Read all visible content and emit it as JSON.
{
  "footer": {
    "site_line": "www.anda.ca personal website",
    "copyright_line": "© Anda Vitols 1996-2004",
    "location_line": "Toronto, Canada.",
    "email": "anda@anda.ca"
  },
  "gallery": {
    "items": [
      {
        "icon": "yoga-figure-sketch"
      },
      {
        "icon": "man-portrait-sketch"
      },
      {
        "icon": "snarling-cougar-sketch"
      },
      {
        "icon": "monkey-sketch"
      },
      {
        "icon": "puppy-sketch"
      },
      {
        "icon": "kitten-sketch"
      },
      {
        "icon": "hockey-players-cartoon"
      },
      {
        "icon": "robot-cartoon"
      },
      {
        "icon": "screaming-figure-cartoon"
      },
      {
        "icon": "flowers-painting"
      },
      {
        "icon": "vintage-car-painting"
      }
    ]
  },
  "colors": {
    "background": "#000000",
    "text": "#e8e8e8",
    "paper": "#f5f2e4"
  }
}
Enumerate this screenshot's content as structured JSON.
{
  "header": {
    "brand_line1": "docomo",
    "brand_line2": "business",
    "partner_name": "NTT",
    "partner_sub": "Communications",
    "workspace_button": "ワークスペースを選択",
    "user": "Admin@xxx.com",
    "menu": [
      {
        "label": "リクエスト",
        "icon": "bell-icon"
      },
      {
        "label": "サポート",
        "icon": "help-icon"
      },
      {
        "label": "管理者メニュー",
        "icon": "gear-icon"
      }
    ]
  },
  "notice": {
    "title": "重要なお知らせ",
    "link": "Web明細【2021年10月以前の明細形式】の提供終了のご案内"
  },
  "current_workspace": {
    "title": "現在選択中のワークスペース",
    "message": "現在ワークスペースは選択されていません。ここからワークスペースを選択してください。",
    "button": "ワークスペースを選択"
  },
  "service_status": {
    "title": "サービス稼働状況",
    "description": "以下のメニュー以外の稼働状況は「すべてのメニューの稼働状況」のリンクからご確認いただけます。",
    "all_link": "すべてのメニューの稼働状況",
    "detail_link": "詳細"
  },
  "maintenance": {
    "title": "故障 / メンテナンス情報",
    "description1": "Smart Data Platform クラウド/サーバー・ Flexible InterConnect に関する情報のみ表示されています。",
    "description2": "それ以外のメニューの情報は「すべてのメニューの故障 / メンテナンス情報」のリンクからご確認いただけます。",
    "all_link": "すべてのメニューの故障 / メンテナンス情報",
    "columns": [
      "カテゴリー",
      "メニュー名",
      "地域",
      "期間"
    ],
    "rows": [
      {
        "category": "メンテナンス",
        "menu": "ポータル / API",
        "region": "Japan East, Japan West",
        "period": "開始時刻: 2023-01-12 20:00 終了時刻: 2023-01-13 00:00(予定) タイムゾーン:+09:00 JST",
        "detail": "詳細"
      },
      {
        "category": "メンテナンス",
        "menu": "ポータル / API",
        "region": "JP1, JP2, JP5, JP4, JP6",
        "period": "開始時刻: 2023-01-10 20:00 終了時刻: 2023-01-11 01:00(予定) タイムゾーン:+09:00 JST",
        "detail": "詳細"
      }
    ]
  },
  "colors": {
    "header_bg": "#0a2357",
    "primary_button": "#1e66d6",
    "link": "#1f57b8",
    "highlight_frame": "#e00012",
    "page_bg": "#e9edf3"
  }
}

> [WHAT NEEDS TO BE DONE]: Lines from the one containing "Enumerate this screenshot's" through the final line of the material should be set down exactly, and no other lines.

> [RESPONSE]:
Enumerate this screenshot's content as structured JSON.
{
  "header": {
    "brand_line1": "docomo",
    "brand_line2": "business",
    "partner_name": "NTT",
    "partner_sub": "Communications",
    "workspace_button": "ワークスペースを選択",
    "user": "Admin@xxx.com",
    "menu": [
      {
        "label": "リクエスト",
        "icon": "bell-icon"
      },
      {
        "label": "サポート",
        "icon": "help-icon"
      },
      {
        "label": "管理者メニュー",
        "icon": "gear-icon"
      }
    ]
  },
  "notice": {
    "title": "重要なお知らせ",
    "link": "Web明細【2021年10月以前の明細形式】の提供終了のご案内"
  },
  "current_workspace": {
    "title": "現在選択中のワークスペース",
    "message": "現在ワークスペースは選択されていません。ここからワークスペースを選択してください。",
    "button": "ワークスペースを選択"
  },
  "service_status": {
    "title": "サービス稼働状況",
    "description": "以下のメニュー以外の稼働状況は「すべてのメニューの稼働状況」のリンクからご確認いただけます。",
    "all_link": "すべてのメニューの稼働状況",
    "detail_link": "詳細"
  },
  "maintenance": {
    "title": "故障 / メンテナンス情報",
    "description1": "Smart Data Platform クラウド/サーバー・ Flexible InterConnect に関する情報のみ表示されています。",
    "description2": "それ以外のメニューの情報は「すべてのメニューの故障 / メンテナンス情報」のリンクからご確認いただけます。",
    "all_link": "すべてのメニューの故障 / メンテナンス情報",
    "columns": [
      "カテゴリー",
      "メニュー名",
      "地域",
      "期間"
    ],
    "rows": [
      {
        "category": "メンテナンス",
        "menu": "ポータル / API",
        "region": "Japan East, Japan West",
        "period": "開始時刻: 2023-01-12 20:00 終了時刻: 2023-01-13 00:00(予定) タイムゾーン:+09:00 JST",
        "detail": "詳細"
      },
      {
        "category": "メンテナンス",
        "menu": "ポータル / API",
        "region": "JP1, JP2, JP5, JP4, JP6",
        "period": "開始時刻: 2023-01-10 20:00 終了時刻: 2023-01-11 01:00(予定) タイムゾーン:+09:00 JST",
        "detail": "詳細"
      }
    ]
  },
  "colors": {
    "header_bg": "#0a2357",
    "primary_button": "#1e66d6",
    "link": "#1f57b8",
    "highlight_frame": "#e00012",
    "page_bg": "#e9edf3"
  }
}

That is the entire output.